Alison Small, chief executive of the Production Guild, which represents the UK production sector on UK and international productions across film and television, points to the word from her members that “there is a great deal of production activity underway which is a real indicator of actual business activity.”
Looking ahead, Small is calling for as much attention to be paid to expanding the skills base as to ensuring that studio capacity can meet burgeoning demand. “This is why the Guild welcomes the linking of a levy attached to the tax breaks which will fuel the new Skills Investment Fund being administered by Creative Skillset, and why the Guild continues to prioritise providing essential training for the production management and accounting workforce,” Small comments.

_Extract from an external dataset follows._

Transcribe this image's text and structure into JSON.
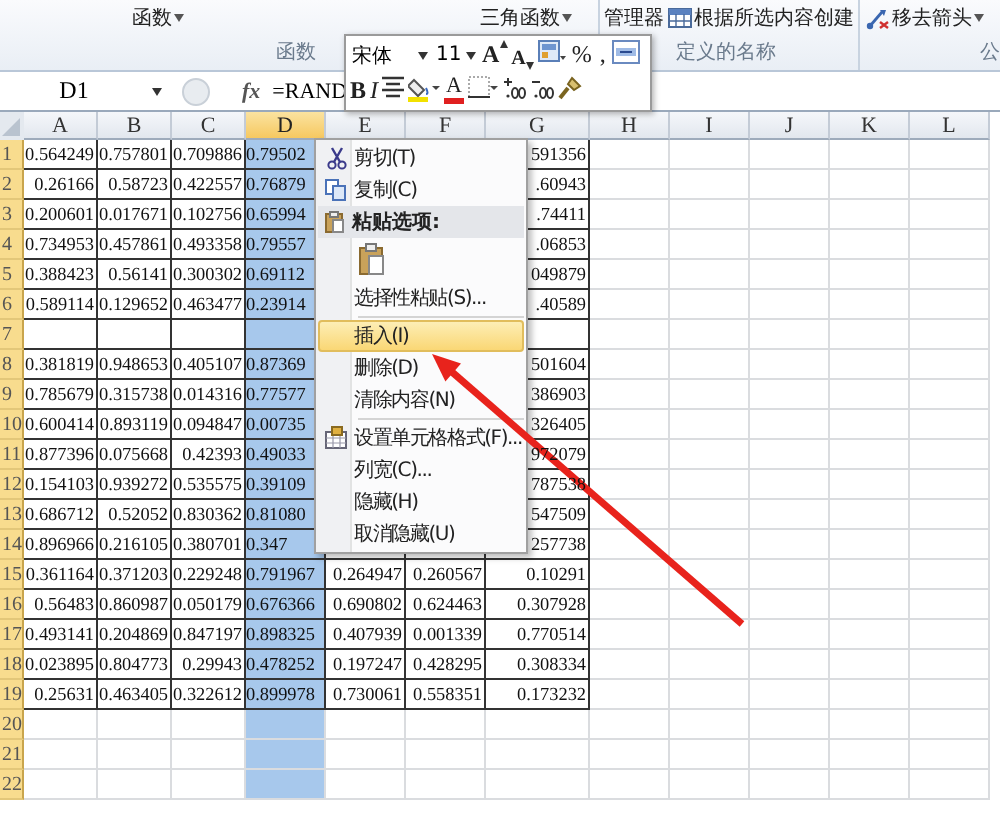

As Creative England’s chief executive Caroline Norbury points out, global competition is intensifying. “In terms of film production and also games production, what you are seeing is an awful lot more at the high end, high cost, high budget level,” Norbury reflects. “If the UK is to remain competitive in the high end film side, there is a definite case for investment in more infrastructure.”
Earlier this spring, TV executives from companies including ABC, Starz, the Mark Gordon Company, Sony, Gaumont International, CBS, New Regency Television, NBC Universal and HBO came to the UK on a “familiarisation” trip. Many were reportedly looking for “cheaper build spaces,” factories, warehouses and old industrial complexes that can be customised for filmmaking. Norbury reports “nine serious inquiries” since the high end television tax relief was introduced. “What they want is cheap space and they want a decent skills base. They want to be able to build something, use it for six months and leave it dormant for six months.”
Some are worried that Scotland, the only area of the UK which has no significant dedicated shooting space to offer, may be left behind as an anticipated production boom continues across the UK.
“If nothing continues to be done north of the border, and we miss this window of opportunity, quite apart from being a major blow for Scotland, it will be letting down the UK national side by diminishing the UK offer at a time when we simply must not turn away new production business to competitive territories,” British Film Commission chair (and Scottish producer) Iain Smith says of the pressing need for a dedicated shooting centre in Scotland that can host television drama as well as film.
Even without such facilities, Starz’s Outlander series is expected to shoot in Scotland later in the year.
Long-term observers of the UK film studios point to the cyclical nature of the business. Currency fluctuations, shifts in tax regulations and changes in taste can have a very sudden effect on which movies decide to migrate where. However, others argue that there is now an opportunity to improve the infrastructure in such a way that the old lulls can be avoided.
In terms of inward investment, these are already halcyon times for British studios. In spite of the soft start to the year, there will be plenty of high end TV and film production in the UK in 2013. The pressing question, according to Pinewood’s Andrew M. Smith, is whether the Brits will have capacity and skills base to keep the current run going.
“It will be an absolute tragedy if the Government has introduced all these tax reliefs to attract business and the UK can’t cope with it,” Smith reflects. “It would be like shooting yourself in both feet.”